§ The problem
Read through the material below and find each line that has the word "window"; copy it.

┌─ Available data

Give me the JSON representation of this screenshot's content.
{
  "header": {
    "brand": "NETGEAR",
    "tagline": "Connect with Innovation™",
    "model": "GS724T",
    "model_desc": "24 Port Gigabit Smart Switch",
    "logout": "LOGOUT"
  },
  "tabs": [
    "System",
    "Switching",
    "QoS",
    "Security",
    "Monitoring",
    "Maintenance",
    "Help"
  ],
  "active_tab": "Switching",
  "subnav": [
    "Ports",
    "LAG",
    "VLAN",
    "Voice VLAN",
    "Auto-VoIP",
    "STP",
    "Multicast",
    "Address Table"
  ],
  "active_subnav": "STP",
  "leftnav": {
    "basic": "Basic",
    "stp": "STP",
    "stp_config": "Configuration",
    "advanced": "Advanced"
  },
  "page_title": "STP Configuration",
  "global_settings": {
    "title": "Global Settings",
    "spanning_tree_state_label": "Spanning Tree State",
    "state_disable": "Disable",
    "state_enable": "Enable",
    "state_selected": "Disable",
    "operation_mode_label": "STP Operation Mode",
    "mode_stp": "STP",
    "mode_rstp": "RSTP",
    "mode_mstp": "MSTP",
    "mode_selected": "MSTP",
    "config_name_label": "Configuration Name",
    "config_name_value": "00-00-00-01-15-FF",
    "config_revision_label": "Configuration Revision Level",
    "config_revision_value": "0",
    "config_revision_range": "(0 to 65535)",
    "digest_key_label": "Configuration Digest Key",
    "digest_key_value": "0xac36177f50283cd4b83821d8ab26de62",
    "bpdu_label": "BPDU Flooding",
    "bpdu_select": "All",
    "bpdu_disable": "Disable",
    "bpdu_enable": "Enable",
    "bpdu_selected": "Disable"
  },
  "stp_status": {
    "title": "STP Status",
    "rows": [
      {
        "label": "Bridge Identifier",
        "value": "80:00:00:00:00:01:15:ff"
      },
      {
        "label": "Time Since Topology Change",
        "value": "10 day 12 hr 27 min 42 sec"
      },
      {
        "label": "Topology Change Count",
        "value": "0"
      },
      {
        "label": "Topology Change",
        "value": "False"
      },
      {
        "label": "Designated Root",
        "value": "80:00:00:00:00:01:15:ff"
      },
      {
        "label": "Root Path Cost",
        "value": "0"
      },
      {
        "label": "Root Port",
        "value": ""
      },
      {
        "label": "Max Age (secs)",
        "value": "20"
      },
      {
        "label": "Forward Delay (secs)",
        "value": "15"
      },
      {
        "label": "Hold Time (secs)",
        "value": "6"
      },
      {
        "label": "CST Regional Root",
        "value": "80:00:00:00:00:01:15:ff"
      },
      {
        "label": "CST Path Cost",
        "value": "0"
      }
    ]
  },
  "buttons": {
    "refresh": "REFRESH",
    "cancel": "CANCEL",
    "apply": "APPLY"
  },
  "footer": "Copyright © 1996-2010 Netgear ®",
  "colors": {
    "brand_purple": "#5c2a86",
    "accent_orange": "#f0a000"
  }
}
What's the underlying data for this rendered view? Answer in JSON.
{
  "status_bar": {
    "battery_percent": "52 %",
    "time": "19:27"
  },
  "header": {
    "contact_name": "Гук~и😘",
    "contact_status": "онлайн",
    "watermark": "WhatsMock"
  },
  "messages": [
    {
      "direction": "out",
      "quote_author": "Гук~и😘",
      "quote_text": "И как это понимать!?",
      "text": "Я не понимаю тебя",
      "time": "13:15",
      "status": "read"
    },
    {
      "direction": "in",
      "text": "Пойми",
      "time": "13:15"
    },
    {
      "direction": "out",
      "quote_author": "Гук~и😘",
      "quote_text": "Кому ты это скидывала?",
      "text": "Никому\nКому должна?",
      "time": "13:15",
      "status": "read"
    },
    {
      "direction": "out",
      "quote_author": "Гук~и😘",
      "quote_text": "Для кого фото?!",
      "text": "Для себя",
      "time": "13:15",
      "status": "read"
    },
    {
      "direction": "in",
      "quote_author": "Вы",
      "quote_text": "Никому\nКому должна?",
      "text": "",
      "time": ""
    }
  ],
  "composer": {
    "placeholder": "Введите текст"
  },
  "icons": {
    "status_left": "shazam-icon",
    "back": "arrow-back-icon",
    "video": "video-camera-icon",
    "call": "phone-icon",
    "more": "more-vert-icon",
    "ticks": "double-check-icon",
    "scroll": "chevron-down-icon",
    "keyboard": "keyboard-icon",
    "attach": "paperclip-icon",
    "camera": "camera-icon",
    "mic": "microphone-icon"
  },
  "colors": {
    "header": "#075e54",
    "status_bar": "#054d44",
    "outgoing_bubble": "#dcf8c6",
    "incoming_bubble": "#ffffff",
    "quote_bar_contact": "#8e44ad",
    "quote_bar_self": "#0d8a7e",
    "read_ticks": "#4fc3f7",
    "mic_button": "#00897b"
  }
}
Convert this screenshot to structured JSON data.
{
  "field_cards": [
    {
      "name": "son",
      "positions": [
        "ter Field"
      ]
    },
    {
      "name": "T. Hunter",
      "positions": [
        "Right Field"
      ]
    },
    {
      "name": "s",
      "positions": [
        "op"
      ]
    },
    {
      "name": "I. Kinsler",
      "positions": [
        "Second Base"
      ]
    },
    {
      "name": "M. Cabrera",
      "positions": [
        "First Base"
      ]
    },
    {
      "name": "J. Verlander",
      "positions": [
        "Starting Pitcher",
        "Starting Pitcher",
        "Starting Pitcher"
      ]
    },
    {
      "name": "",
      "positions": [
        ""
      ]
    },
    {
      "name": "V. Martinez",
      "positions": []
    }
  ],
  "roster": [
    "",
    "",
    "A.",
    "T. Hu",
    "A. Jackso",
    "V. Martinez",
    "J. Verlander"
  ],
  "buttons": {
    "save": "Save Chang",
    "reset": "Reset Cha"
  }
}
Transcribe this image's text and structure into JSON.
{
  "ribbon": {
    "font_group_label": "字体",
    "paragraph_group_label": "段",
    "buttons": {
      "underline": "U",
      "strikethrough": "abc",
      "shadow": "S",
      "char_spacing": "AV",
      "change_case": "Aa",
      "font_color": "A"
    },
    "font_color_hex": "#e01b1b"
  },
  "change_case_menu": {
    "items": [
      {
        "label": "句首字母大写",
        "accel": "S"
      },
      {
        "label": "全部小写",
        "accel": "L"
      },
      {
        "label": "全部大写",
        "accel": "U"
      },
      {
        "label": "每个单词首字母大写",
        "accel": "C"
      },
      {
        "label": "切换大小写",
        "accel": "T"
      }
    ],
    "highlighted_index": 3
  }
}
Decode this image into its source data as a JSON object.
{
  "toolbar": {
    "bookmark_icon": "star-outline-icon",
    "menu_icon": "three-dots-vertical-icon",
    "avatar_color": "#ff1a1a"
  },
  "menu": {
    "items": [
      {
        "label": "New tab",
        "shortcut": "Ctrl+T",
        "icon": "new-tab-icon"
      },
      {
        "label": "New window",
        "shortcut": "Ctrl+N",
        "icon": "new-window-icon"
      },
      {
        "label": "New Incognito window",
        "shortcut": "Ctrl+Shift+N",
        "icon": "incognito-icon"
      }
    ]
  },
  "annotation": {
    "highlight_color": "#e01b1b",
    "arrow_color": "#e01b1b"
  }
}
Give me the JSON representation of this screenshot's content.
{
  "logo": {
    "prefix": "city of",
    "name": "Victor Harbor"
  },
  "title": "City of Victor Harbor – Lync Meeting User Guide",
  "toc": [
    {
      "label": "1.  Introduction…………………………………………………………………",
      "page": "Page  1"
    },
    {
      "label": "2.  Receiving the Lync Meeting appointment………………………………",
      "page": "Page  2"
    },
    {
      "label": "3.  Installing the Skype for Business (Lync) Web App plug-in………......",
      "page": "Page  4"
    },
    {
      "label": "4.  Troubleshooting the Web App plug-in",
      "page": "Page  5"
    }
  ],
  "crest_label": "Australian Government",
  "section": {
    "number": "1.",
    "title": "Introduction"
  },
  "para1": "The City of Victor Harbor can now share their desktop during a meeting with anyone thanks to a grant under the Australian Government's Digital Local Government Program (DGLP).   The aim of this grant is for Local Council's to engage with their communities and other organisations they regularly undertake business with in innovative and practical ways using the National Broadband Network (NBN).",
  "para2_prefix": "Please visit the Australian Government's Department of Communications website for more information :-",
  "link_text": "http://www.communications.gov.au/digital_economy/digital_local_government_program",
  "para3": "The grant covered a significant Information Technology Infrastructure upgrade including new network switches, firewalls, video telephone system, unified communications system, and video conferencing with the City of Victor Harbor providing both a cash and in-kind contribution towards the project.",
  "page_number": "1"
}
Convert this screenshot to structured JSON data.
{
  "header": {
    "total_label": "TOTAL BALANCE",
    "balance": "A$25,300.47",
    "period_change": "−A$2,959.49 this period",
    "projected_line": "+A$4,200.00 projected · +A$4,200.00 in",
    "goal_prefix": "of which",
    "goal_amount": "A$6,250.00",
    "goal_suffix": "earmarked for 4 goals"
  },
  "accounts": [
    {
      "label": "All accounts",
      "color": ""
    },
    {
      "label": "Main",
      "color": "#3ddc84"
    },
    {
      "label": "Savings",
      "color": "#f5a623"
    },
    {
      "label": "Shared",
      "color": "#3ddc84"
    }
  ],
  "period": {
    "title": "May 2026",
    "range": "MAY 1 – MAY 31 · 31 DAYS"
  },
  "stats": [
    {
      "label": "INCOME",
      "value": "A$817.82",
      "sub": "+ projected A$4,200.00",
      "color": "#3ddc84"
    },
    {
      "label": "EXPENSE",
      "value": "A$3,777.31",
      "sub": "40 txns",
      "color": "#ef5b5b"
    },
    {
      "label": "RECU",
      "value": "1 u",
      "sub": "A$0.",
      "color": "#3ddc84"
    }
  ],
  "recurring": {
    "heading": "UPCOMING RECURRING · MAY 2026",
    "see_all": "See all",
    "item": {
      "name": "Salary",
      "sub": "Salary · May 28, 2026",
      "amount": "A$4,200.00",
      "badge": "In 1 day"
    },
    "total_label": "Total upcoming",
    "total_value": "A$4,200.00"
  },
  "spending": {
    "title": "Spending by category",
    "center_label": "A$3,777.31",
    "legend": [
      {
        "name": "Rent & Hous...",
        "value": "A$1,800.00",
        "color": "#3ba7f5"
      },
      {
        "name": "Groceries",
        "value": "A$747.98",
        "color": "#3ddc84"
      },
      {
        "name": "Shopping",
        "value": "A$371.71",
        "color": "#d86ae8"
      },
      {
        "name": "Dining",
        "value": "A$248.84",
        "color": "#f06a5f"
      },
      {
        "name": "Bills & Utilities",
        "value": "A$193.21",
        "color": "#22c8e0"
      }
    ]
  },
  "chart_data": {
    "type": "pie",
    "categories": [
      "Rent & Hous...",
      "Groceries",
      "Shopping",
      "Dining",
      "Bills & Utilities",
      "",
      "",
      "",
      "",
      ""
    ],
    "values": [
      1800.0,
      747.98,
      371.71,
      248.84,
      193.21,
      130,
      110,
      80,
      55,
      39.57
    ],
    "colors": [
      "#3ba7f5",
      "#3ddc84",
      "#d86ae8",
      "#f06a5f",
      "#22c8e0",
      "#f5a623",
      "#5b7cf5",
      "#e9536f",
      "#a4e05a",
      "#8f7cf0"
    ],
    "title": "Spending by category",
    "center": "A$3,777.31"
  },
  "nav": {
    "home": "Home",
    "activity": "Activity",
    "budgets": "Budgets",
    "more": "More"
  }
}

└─

§ Written response
        "label": "New window",
        "icon": "new-window-icon"
        "label": "New Incognito window",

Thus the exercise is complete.